[Opening DATA FOR PROCESSING section]
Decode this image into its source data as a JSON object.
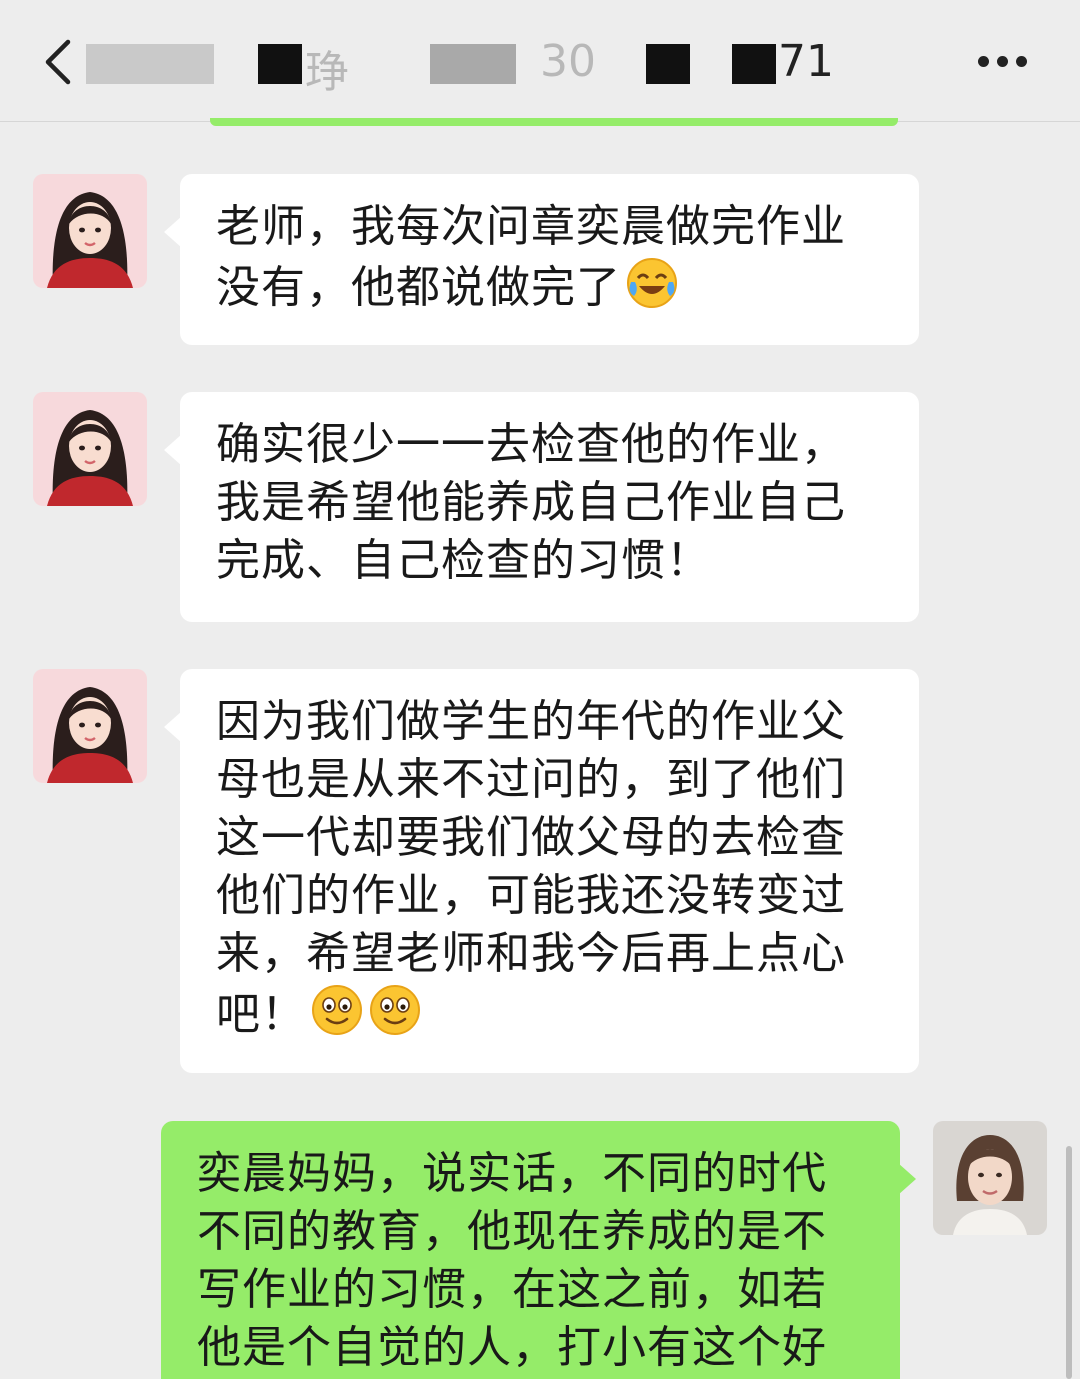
{
  "header": {
    "title_fragments": [
      "琤",
      "30",
      "71"
    ],
    "back_icon": "chevron-left-icon",
    "more_icon": "more-dots-icon"
  },
  "messages": [
    {
      "side": "left",
      "lines": [
        "老师，我每次问章奕晨做完作业",
        "没有，他都说做完了"
      ],
      "emoji": [
        "face-with-tears-of-joy"
      ]
    },
    {
      "side": "left",
      "lines": [
        "确实很少一一去检查他的作业，",
        "我是希望他能养成自己作业自己",
        "完成、自己检查的习惯！"
      ],
      "emoji": []
    },
    {
      "side": "left",
      "lines": [
        "因为我们做学生的年代的作业父",
        "母也是从来不过问的，到了他们",
        "这一代却要我们做父母的去检查",
        "他们的作业，可能我还没转变过",
        "来，希望老师和我今后再上点心",
        "吧！"
      ],
      "emoji": [
        "smiling-face",
        "smiling-face"
      ]
    },
    {
      "side": "right",
      "lines": [
        "奕晨妈妈，说实话，不同的时代",
        "不同的教育，他现在养成的是不",
        "写作业的习惯，在这之前，如若",
        "他是个自觉的人，打小有这个好"
      ],
      "emoji": []
    }
  ],
  "colors": {
    "background": "#ededed",
    "bubble_self": "#95ec69",
    "bubble_other": "#ffffff"
  }
}
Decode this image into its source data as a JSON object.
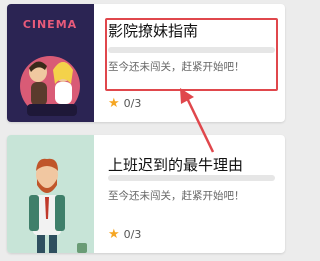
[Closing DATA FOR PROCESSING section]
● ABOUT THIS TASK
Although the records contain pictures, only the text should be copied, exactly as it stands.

● TASK SOLUTION
Decode this image into its source data as a JSON object.
{
  "header": {
    "title_fragments": [
      "琤",
      "30",
      "71"
    ],
    "back_icon": "chevron-left-icon",
    "more_icon": "more-dots-icon"
  },
  "messages": [
    {
      "side": "left",
      "lines": [
        "老师，我每次问章奕晨做完作业",
        "没有，他都说做完了"
      ],
      "emoji": [
        "face-with-tears-of-joy"
      ]
    },
    {
      "side": "left",
      "lines": [
        "确实很少一一去检查他的作业，",
        "我是希望他能养成自己作业自己",
        "完成、自己检查的习惯！"
      ],
      "emoji": []
    },
    {
      "side": "left",
      "lines": [
        "因为我们做学生的年代的作业父",
        "母也是从来不过问的，到了他们",
        "这一代却要我们做父母的去检查",
        "他们的作业，可能我还没转变过",
        "来，希望老师和我今后再上点心",
        "吧！"
      ],
      "emoji": [
        "smiling-face",
        "smiling-face"
      ]
    },
    {
      "side": "right",
      "lines": [
        "奕晨妈妈，说实话，不同的时代",
        "不同的教育，他现在养成的是不",
        "写作业的习惯，在这之前，如若",
        "他是个自觉的人，打小有这个好"
      ],
      "emoji": []
    }
  ],
  "colors": {
    "background": "#ededed",
    "bubble_self": "#95ec69",
    "bubble_other": "#ffffff"
  }
}
Decode this image into its source data as a JSON object.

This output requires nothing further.